● GIVEN ENTRIES:

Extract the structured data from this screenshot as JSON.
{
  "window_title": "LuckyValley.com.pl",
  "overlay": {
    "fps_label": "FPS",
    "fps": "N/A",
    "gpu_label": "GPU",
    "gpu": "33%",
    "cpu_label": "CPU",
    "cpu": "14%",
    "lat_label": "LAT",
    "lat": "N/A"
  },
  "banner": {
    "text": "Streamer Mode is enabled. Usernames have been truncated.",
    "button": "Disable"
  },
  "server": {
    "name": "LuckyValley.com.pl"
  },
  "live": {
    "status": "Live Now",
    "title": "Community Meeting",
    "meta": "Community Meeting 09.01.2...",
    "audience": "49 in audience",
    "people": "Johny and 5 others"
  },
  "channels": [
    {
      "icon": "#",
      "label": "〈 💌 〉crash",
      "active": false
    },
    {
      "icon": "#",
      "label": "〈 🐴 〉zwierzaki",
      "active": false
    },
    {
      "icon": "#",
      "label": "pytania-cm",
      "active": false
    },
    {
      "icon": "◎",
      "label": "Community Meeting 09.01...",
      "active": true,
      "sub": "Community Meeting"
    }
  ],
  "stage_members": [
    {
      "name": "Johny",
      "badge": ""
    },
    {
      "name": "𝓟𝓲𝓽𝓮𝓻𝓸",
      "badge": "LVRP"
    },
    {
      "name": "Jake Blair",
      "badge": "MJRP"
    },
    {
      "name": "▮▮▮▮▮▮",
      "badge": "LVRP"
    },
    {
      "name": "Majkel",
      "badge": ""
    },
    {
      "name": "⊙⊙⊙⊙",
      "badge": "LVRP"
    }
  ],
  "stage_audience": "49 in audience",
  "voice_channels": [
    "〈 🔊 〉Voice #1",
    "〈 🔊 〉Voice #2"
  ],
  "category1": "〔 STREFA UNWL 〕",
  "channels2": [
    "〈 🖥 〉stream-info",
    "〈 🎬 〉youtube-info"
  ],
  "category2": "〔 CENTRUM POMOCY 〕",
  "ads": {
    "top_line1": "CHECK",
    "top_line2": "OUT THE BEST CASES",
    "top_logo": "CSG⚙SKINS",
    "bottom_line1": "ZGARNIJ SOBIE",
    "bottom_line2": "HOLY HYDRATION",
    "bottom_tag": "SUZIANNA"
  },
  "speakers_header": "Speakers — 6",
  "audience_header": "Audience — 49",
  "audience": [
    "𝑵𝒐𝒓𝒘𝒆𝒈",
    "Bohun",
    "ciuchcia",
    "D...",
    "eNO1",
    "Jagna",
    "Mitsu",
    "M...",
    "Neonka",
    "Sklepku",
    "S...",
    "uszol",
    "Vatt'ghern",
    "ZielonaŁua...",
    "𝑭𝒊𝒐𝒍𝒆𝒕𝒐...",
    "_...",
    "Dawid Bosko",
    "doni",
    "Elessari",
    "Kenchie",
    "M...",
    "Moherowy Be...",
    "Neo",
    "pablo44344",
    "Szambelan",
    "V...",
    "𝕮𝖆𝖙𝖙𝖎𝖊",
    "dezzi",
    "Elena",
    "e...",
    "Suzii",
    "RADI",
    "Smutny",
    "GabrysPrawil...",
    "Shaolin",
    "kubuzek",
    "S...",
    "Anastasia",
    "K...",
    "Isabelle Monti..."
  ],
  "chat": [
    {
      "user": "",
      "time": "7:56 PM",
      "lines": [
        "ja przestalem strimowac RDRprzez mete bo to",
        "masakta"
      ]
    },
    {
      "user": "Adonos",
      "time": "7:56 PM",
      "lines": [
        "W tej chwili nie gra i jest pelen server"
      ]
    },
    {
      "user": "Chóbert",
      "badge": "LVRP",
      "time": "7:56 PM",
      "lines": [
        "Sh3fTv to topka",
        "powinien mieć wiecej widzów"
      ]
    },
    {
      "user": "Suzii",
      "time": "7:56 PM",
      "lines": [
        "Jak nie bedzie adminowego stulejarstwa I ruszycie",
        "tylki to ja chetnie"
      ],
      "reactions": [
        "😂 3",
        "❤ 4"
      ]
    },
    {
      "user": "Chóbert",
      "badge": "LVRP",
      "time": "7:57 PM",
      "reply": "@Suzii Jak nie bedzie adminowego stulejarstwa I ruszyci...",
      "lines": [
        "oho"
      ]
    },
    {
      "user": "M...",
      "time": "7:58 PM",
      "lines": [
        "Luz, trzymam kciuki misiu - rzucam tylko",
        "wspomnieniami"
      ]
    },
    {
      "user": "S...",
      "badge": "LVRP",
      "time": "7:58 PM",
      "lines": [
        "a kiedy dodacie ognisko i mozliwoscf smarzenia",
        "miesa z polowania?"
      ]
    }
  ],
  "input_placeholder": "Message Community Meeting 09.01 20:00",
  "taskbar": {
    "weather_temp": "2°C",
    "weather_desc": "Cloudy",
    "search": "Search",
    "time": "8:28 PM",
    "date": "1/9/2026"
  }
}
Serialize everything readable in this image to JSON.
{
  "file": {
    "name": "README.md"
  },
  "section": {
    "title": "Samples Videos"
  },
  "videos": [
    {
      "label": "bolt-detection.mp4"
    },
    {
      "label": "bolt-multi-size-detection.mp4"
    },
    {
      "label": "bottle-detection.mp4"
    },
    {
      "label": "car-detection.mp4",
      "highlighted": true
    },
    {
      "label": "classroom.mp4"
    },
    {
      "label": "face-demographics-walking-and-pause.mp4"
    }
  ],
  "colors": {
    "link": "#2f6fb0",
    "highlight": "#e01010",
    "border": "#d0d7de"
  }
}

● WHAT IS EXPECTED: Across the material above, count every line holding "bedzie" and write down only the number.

● WRITTEN RESPONSE: 2